Each performance was awesome! Detroit Windsor Dance Academy, House Of Bastet, Hardcore Detroit, Motor City Rockerz, Ill Minded Stylez, Pavilla Rock and everyone who had on a costume or was a puppet contributed to lifting our city’s spirits on those two evenings. It felt like we were in the Caribbean celebrating and dancing our hearts joy out. To see a sea of smiles in the crowd because of the music I played made al of the stress, work and overcoming of obstacles worth it. I look forward to our doing it again soon. Stay Tuned and Shine On! – DJ Sicari
If interested in supporting the 5e Gallery Expansion Project so our cultural Hip-Hop programming can continue, click the “Donation” button. Support The 5e Gallery Expansion Project.
Since 2007, 5e Gallery has lead a cultural movement utilizing Hip-Hop cultural arts for civic engagement, youth empowerment, life-skills development, building community, and most importantly nurturing people.
It is truly an honor to host a “Sneak Peek” screening of “American Revolutionary” in 5e Gallery / D. Blair Theater @ Cass Corridor Commons. As warriors in the struggle of achieving peace and justice in our lives, it is only right and well to honor and celebrate those who have selflessly paved the way. Grace’s work in the community has globally impacted and inspired social activists immensely (Ironically… I’m actually wearing the Boggs Center t-shirt dedicated to her husband James “Jimmy” Boggs right now; #Solutionary). The film highlights Grace’s accomplishments and gives a deeper understanding of what her life is like as an “American Revolutionary.”

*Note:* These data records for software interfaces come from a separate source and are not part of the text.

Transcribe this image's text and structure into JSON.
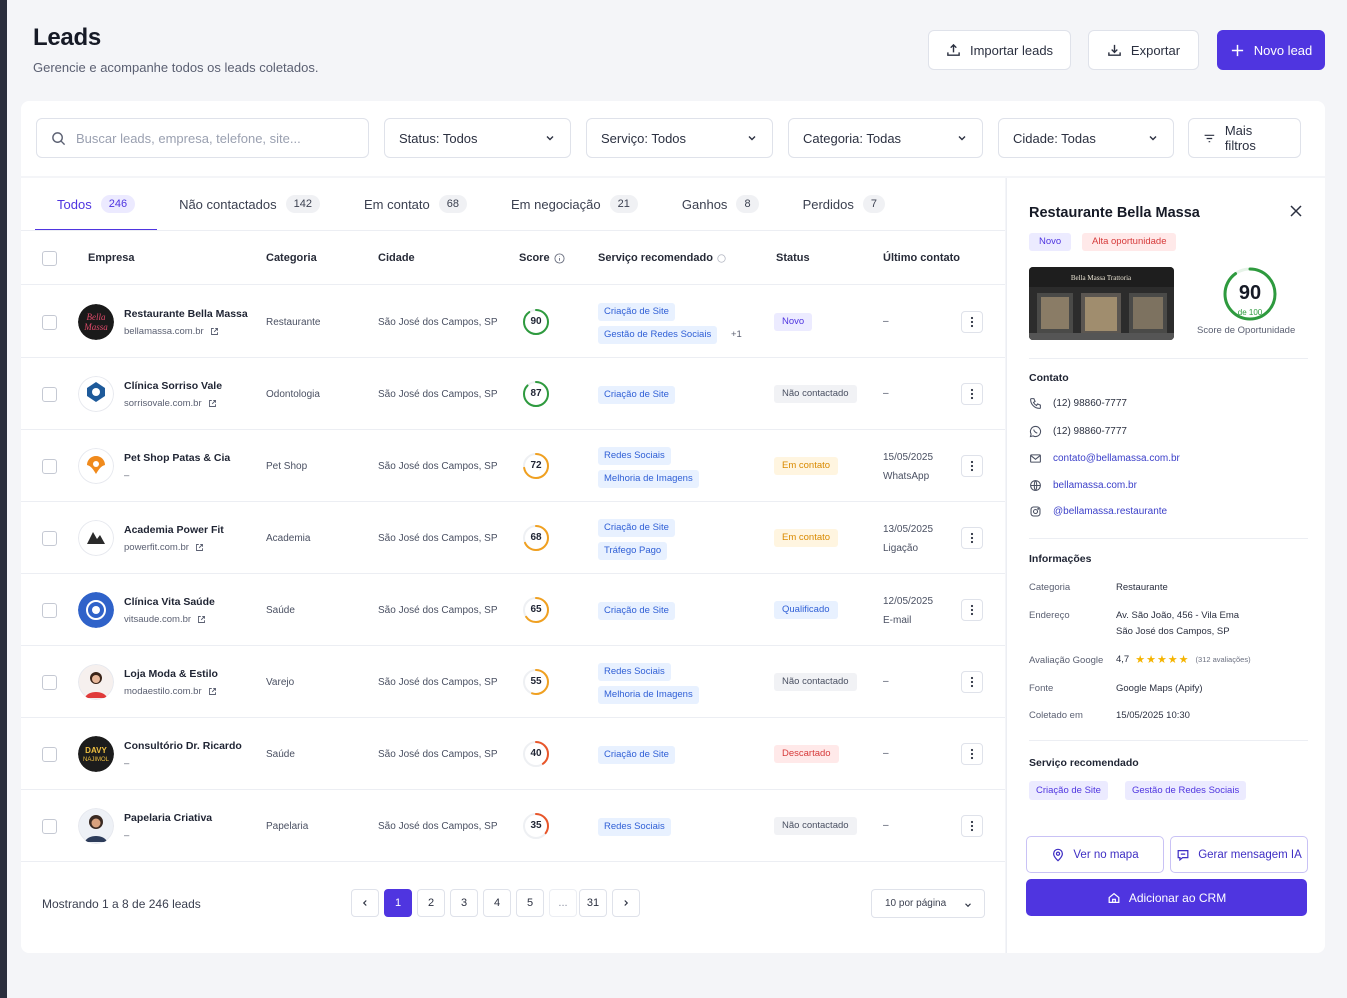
{
  "header": {
    "title": "Leads",
    "subtitle": "Gerencie e acompanhe todos os leads coletados.",
    "import_label": "Importar leads",
    "export_label": "Exportar",
    "new_label": "Novo lead"
  },
  "filters": {
    "search_placeholder": "Buscar leads, empresa, telefone, site...",
    "status": "Status: Todos",
    "service": "Serviço: Todos",
    "category": "Categoria: Todas",
    "city": "Cidade: Todas",
    "more": "Mais filtros"
  },
  "tabs": [
    {
      "label": "Todos",
      "count": "246"
    },
    {
      "label": "Não contactados",
      "count": "142"
    },
    {
      "label": "Em contato",
      "count": "68"
    },
    {
      "label": "Em negociação",
      "count": "21"
    },
    {
      "label": "Ganhos",
      "count": "8"
    },
    {
      "label": "Perdidos",
      "count": "7"
    }
  ],
  "columns": {
    "company": "Empresa",
    "category": "Categoria",
    "city": "Cidade",
    "score": "Score",
    "service": "Serviço recomendado",
    "status": "Status",
    "last_contact": "Último contato"
  },
  "rows": [
    {
      "name": "Restaurante Bella Massa",
      "site": "bellamassa.com.br",
      "category": "Restaurante",
      "city": "São José dos Campos, SP",
      "score": "90",
      "score_value": 90,
      "score_color": "#2e9a3e",
      "services": [
        "Criação de Site",
        "Gestão de Redes Sociais"
      ],
      "extra": "+1",
      "status": "Novo",
      "status_bg": "#ecebff",
      "status_fg": "#4f35e0",
      "last1": "–",
      "last2": ""
    },
    {
      "name": "Clínica Sorriso Vale",
      "site": "sorrisovale.com.br",
      "category": "Odontologia",
      "city": "São José dos Campos, SP",
      "score": "87",
      "score_value": 87,
      "score_color": "#2e9a3e",
      "services": [
        "Criação de Site"
      ],
      "extra": "",
      "status": "Não contactado",
      "status_bg": "#f1f2f5",
      "status_fg": "#4a5062",
      "last1": "–",
      "last2": ""
    },
    {
      "name": "Pet Shop Patas & Cia",
      "site": "–",
      "category": "Pet Shop",
      "city": "São José dos Campos, SP",
      "score": "72",
      "score_value": 72,
      "score_color": "#f0a020",
      "services": [
        "Redes Sociais",
        "Melhoria de Imagens"
      ],
      "extra": "",
      "status": "Em contato",
      "status_bg": "#fff5e0",
      "status_fg": "#d98a00",
      "last1": "15/05/2025",
      "last2": "WhatsApp"
    },
    {
      "name": "Academia Power Fit",
      "site": "powerfit.com.br",
      "category": "Academia",
      "city": "São José dos Campos, SP",
      "score": "68",
      "score_value": 68,
      "score_color": "#f0a020",
      "services": [
        "Criação de Site",
        "Tráfego Pago"
      ],
      "extra": "",
      "status": "Em contato",
      "status_bg": "#fff5e0",
      "status_fg": "#d98a00",
      "last1": "13/05/2025",
      "last2": "Ligação"
    },
    {
      "name": "Clínica Vita Saúde",
      "site": "vitsaude.com.br",
      "category": "Saúde",
      "city": "São José dos Campos, SP",
      "score": "65",
      "score_value": 65,
      "score_color": "#f0a020",
      "services": [
        "Criação de Site"
      ],
      "extra": "",
      "status": "Qualificado",
      "status_bg": "#e8f1ff",
      "status_fg": "#2f5fd6",
      "last1": "12/05/2025",
      "last2": "E-mail"
    },
    {
      "name": "Loja Moda & Estilo",
      "site": "modaestilo.com.br",
      "category": "Varejo",
      "city": "São José dos Campos, SP",
      "score": "55",
      "score_value": 55,
      "score_color": "#f0a020",
      "services": [
        "Redes Sociais",
        "Melhoria de Imagens"
      ],
      "extra": "",
      "status": "Não contactado",
      "status_bg": "#f1f2f5",
      "status_fg": "#4a5062",
      "last1": "–",
      "last2": ""
    },
    {
      "name": "Consultório Dr. Ricardo",
      "site": "–",
      "category": "Saúde",
      "city": "São José dos Campos, SP",
      "score": "40",
      "score_value": 40,
      "score_color": "#e8562a",
      "services": [
        "Criação de Site"
      ],
      "extra": "",
      "status": "Descartado",
      "status_bg": "#ffe9e9",
      "status_fg": "#d63a3a",
      "last1": "–",
      "last2": ""
    },
    {
      "name": "Papelaria Criativa",
      "site": "–",
      "category": "Papelaria",
      "city": "São José dos Campos, SP",
      "score": "35",
      "score_value": 35,
      "score_color": "#e8562a",
      "services": [
        "Redes Sociais"
      ],
      "extra": "",
      "status": "Não contactado",
      "status_bg": "#f1f2f5",
      "status_fg": "#4a5062",
      "last1": "–",
      "last2": ""
    }
  ],
  "pagination": {
    "summary": "Mostrando 1 a 8 de 246 leads",
    "pages": [
      "1",
      "2",
      "3",
      "4",
      "5",
      "...",
      "31"
    ],
    "per_page": "10 por página"
  },
  "detail": {
    "title": "Restaurante Bella Massa",
    "badge_new": "Novo",
    "badge_opportunity": "Alta oportunidade",
    "photo_sign": "Bella Massa Trattoria",
    "score": "90",
    "score_value": 90,
    "score_sub": "de 100",
    "score_label": "Score de Oportunidade",
    "contact_title": "Contato",
    "phone": "(12) 98860-7777",
    "whatsapp": "(12) 98860-7777",
    "email": "contato@bellamassa.com.br",
    "website": "bellamassa.com.br",
    "instagram": "@bellamassa.restaurante",
    "info_title": "Informações",
    "info": {
      "category_key": "Categoria",
      "category_val": "Restaurante",
      "address_key": "Endereço",
      "address_val1": "Av. São João, 456 - Vila Ema",
      "address_val2": "São José dos Campos, SP",
      "rating_key": "Avaliação Google",
      "rating_val": "4,7",
      "stars": "★★★★★",
      "rating_count": "(312 avaliações)",
      "source_key": "Fonte",
      "source_val": "Google Maps (Apify)",
      "collected_key": "Coletado em",
      "collected_val": "15/05/2025 10:30"
    },
    "services_title": "Serviço recomendado",
    "services": [
      "Criação de Site",
      "Gestão de Redes Sociais"
    ],
    "map_btn": "Ver no mapa",
    "ai_btn": "Gerar mensagem IA",
    "crm_btn": "Adicionar ao CRM"
  }
}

You can attend a sneak peak screening of “American Revolutionary” The Evolution of Grace Lee Boggs on Wednesday June 25th, 2014 at 5e Gallery / D. Blair Theater before it airs on POV/PBS June 30th 2014. Admission is Free! (Only Free!… What a Steal!) Hope to see you there!